LOVE AND TROUBLE. By Claire Dederer. Knopf. 237 pages. $25.95.

The memoir “Love and Trouble: A Midlife Reckoning” by Claire Dederer had me laughing out loud, groaning in recognition and folding over so many pages that the volume looks like a used college textbook. Dederer says that she didn’t want to write a coming-of-age novel and doesn’t like the term “mid-life crisis,” but her memoir is a mash-up of both. It’s the story of a married woman in her mid-40s with two children who finds herself suddenly struggling to get out of bed.

“I wanted to be unconscious; short of that I wanted to not think,” Dederer writes. “There were so many things that I couldn’t bear to think about; better and easier to pull the covers over my head.”

The author decides that the antidote to this catatonic state is re-reading her high school diaries. What she reads saddens her, but gives her a purpose: to examine the wildness and hyper-sexuality of her youth in order to make sense of her current, emotional state.

Each chapter is cleverly titled (“How to Have Sex with your Husband of Fifteen Years,” “Scratch a Punk,” “Find a Hippie”). In the chapter “A Geography of Crying,” Dederer describes the emotional upheaval of this mid-life state.

“I was like Brian Wilson, doing my sighing and crying, laughing at yesterday, in my room. In fact, all the women were crying. Our husbands and boyfriends and partners thought it was self-pity. Maybe it was. They said it was self-indulgent and sort of bratty. Probably so. And yet we went on crying. We didn’t know why. All the women were crying, but we didn’t cry everywhere. We didn’t cry at our children’s school; or at our regular grocery store, where the checkers knew us; or at work, or at least at meetings at work. We stored our tears up and then turned them on, faucet-like, when the place was right.”

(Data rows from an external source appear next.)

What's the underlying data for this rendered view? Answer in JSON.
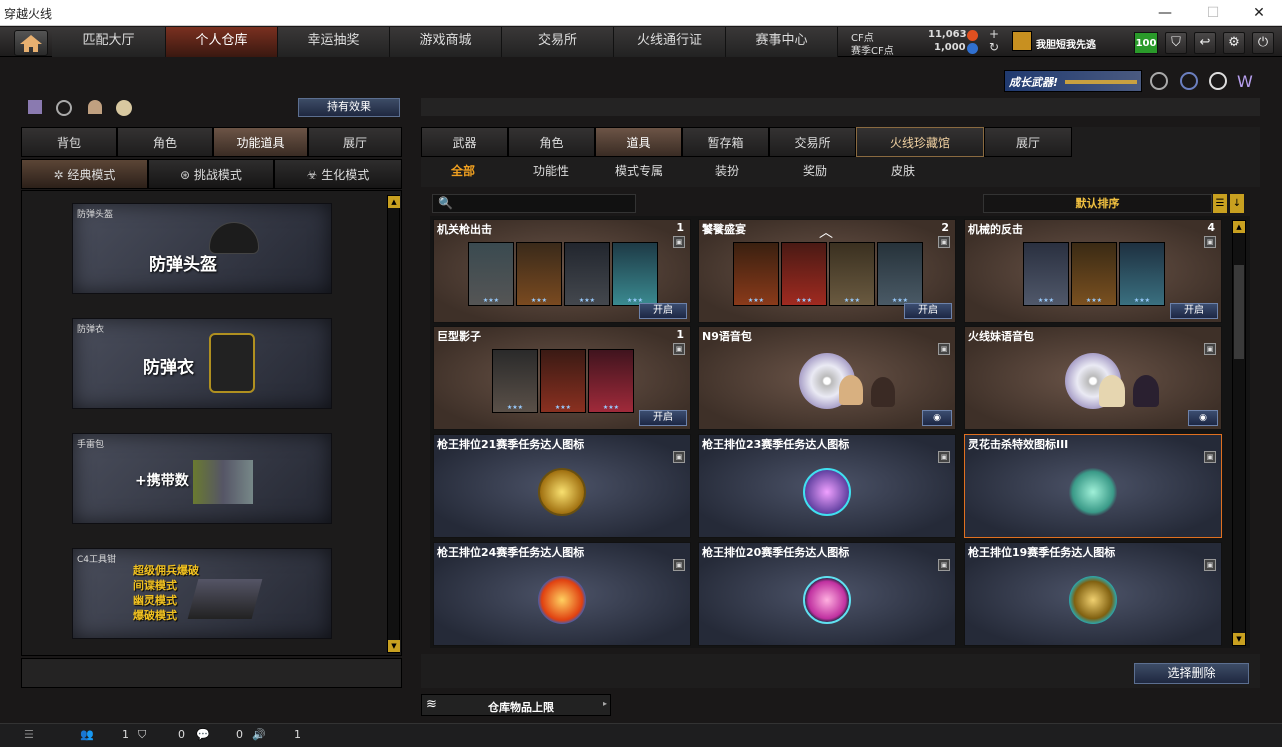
{
  "window": {
    "title": "穿越火线",
    "min": "—",
    "max": "☐",
    "close": "✕"
  },
  "nav": {
    "tabs": [
      "匹配大厅",
      "个人仓库",
      "幸运抽奖",
      "游戏商城",
      "交易所",
      "火线通行证",
      "赛事中心"
    ],
    "active_index": 1
  },
  "currency": {
    "cf_label": "CF点",
    "cf_value": "11,063",
    "season_label": "赛季CF点",
    "season_value": "1,000"
  },
  "user": {
    "name": "我胆短我先逃",
    "level": "100"
  },
  "banner": {
    "text": "成长武器!"
  },
  "left": {
    "effects_button": "持有效果",
    "tabs": [
      "背包",
      "角色",
      "功能道具",
      "展厅"
    ],
    "active_tab": 2,
    "modes": [
      "经典模式",
      "挑战模式",
      "生化模式"
    ],
    "active_mode": 0,
    "slots": [
      {
        "label": "防弹头盔",
        "title": "防弹头盔"
      },
      {
        "label": "防弹衣",
        "title": "防弹衣"
      },
      {
        "label": "手雷包",
        "title": "+携带数"
      },
      {
        "label": "C4工具钳",
        "lines": [
          "超级佣兵爆破",
          "间谍模式",
          "幽灵模式",
          "爆破模式"
        ]
      }
    ]
  },
  "right": {
    "tabs": [
      "武器",
      "角色",
      "道具",
      "暂存箱",
      "交易所",
      "火线珍藏馆",
      "展厅"
    ],
    "active_tab": 2,
    "subtabs": [
      "全部",
      "功能性",
      "模式专属",
      "装扮",
      "奖励",
      "皮肤"
    ],
    "active_sub": 0,
    "search_placeholder": "",
    "sort": "默认排序",
    "cards": [
      {
        "name": "机关枪出击",
        "count": "1",
        "button": "开启"
      },
      {
        "name": "饕餮盛宴",
        "count": "2",
        "button": "开启"
      },
      {
        "name": "机械的反击",
        "count": "4",
        "button": "开启"
      },
      {
        "name": "巨型影子",
        "count": "1",
        "button": "开启"
      },
      {
        "name": "N9语音包",
        "count": ""
      },
      {
        "name": "火线妹语音包",
        "count": ""
      },
      {
        "name": "枪王排位21赛季任务达人图标",
        "count": ""
      },
      {
        "name": "枪王排位23赛季任务达人图标",
        "count": ""
      },
      {
        "name": "灵花击杀特效图标III",
        "count": ""
      },
      {
        "name": "枪王排位24赛季任务达人图标",
        "count": ""
      },
      {
        "name": "枪王排位20赛季任务达人图标",
        "count": ""
      },
      {
        "name": "枪王排位19赛季任务达人图标",
        "count": ""
      }
    ],
    "delete_button": "选择删除",
    "capacity_label": "仓库物品上限"
  },
  "status": {
    "v1": "1",
    "v2": "0",
    "v3": "0",
    "v4": "1"
  }
}
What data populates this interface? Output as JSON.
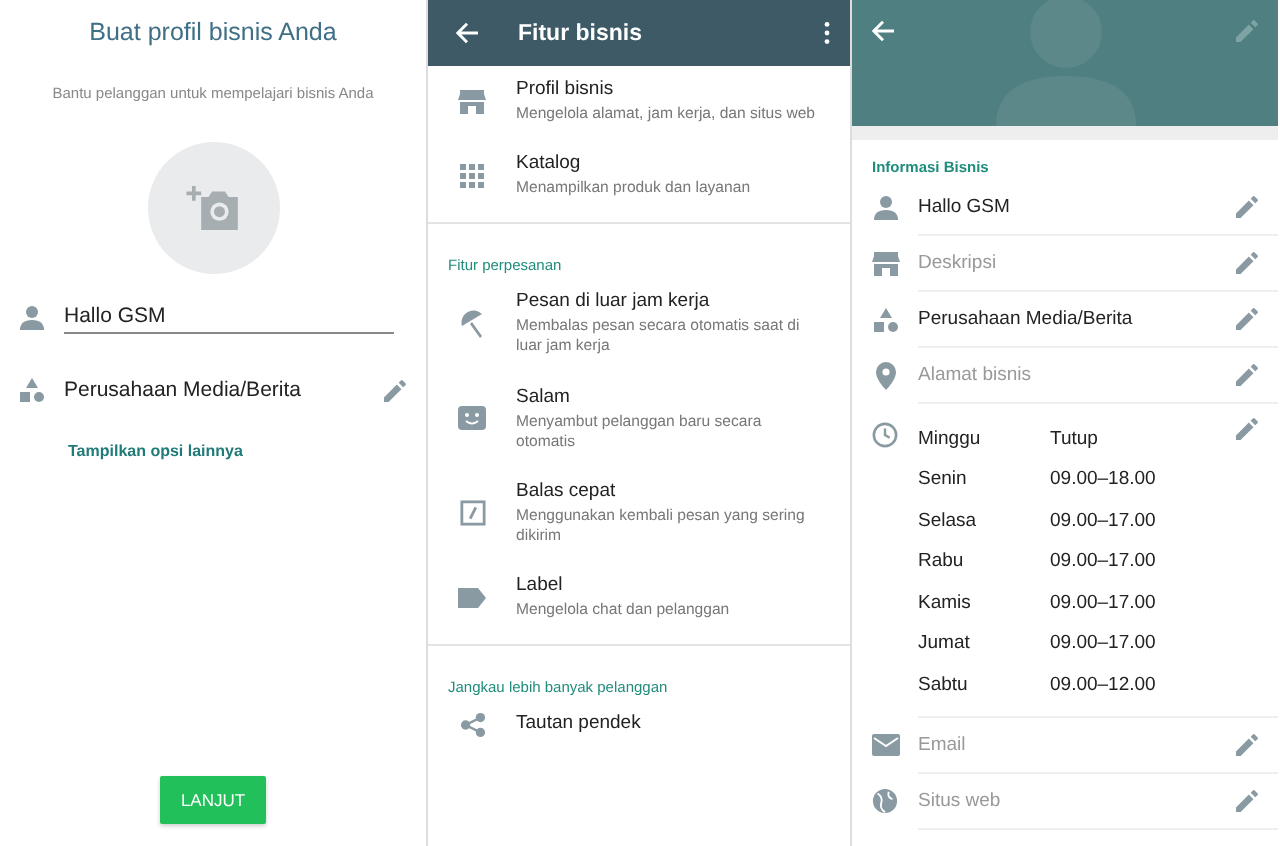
{
  "create_profile": {
    "title": "Buat profil bisnis Anda",
    "subtitle": "Bantu pelanggan untuk mempelajari bisnis Anda",
    "name_value": "Hallo GSM",
    "category": "Perusahaan Media/Berita",
    "more_link": "Tampilkan opsi lainnya",
    "next_button": "LANJUT"
  },
  "business_tools": {
    "title": "Fitur bisnis",
    "sections": [
      {
        "items": [
          {
            "kind": "store",
            "title": "Profil bisnis",
            "subtitle": "Mengelola alamat, jam kerja, dan situs web"
          },
          {
            "kind": "grid",
            "title": "Katalog",
            "subtitle": "Menampilkan produk dan layanan"
          }
        ]
      },
      {
        "heading": "Fitur perpesanan",
        "items": [
          {
            "kind": "away",
            "title": "Pesan di luar jam kerja",
            "subtitle": "Membalas pesan secara otomatis saat di luar jam kerja"
          },
          {
            "kind": "greeting",
            "title": "Salam",
            "subtitle": "Menyambut pelanggan baru secara otomatis"
          },
          {
            "kind": "quick",
            "title": "Balas cepat",
            "subtitle": "Menggunakan kembali pesan yang sering dikirim"
          },
          {
            "kind": "label",
            "title": "Label",
            "subtitle": "Mengelola chat dan pelanggan"
          }
        ]
      },
      {
        "heading": "Jangkau lebih banyak pelanggan",
        "items": [
          {
            "kind": "share",
            "title": "Tautan pendek"
          }
        ]
      }
    ]
  },
  "profile": {
    "section_title": "Informasi Bisnis",
    "fields": [
      {
        "kind": "person",
        "value": "Hallo GSM"
      },
      {
        "kind": "store",
        "placeholder": "Deskripsi"
      },
      {
        "kind": "category",
        "value": "Perusahaan Media/Berita"
      },
      {
        "kind": "pin",
        "placeholder": "Alamat bisnis"
      }
    ],
    "hours": [
      {
        "day": "Minggu",
        "time": "Tutup"
      },
      {
        "day": "Senin",
        "time": "09.00–18.00"
      },
      {
        "day": "Selasa",
        "time": "09.00–17.00"
      },
      {
        "day": "Rabu",
        "time": "09.00–17.00"
      },
      {
        "day": "Kamis",
        "time": "09.00–17.00"
      },
      {
        "day": "Jumat",
        "time": "09.00–17.00"
      },
      {
        "day": "Sabtu",
        "time": "09.00–12.00"
      }
    ],
    "contact_fields": [
      {
        "kind": "mail",
        "placeholder": "Email"
      },
      {
        "kind": "globe",
        "placeholder": "Situs web"
      }
    ]
  }
}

The image of these crying women is funny and terrible, and is part of what makes this book so much fun to read. These moments of darkness are broken up with moments of great humor in a way that feels intimate, as if you’re in a conversation with your best friend.

Chapter four, “A Kiss May Ruin a Human Life,” begins with a line from her 1983 diary when the author was 16. “All I want to write about is boys, boys, BOYS.” During the paperback tour of her previous memoir, “Poser: My Life in Twenty-Three Yoga Poses,” Dederer found herself flirting with another man, a fellow writer. He kissed her and she felt “guilty and excited and full of sharp pain for the lost purity of my marriage.” She returns home to her husband and children and is tormented and thrilled by the kiss and the emails that follow. “This is what it had been like to be young.” His emails make her feel seen when being seen by her husband is no longer enough, and the realization is unsettling.

Dederer employs a variety of writing styles to tell her story, including “a case study” in a particularly funny chapter called “Recidivist Slutty Tendencies in the Pre-AIDS-Era Adolescent Female.” Referring to herself in the third person, she describes her sexual coming-of-age, writing that “sex, for that short while, seemed a mostly benign thing, possibly even an improving hobby, like learning the dulcimer or making your own yogurt.” She includes a graph that charts her sexual activity in relation to her happiness and concludes that “really what she wanted was for sex to make her known.”

In “Love and Trouble,” sex and desire are examined in a bold and refreshingly honest voice. Dederer doesn’t shy away from talking about her sexuality and the way it makes her feel powerful. She’s also honest about the challenges of talking about sex as a woman and the “conflation of victimhood and desire.” Her story makes us ask ourselves whether we can be both a feminist and crave the male gaze. She inspires us to ask what it means to be in the middle of our lives, yet full of longing and desire.

Reviewer Amy Mercer is a freelance writer in Charleston.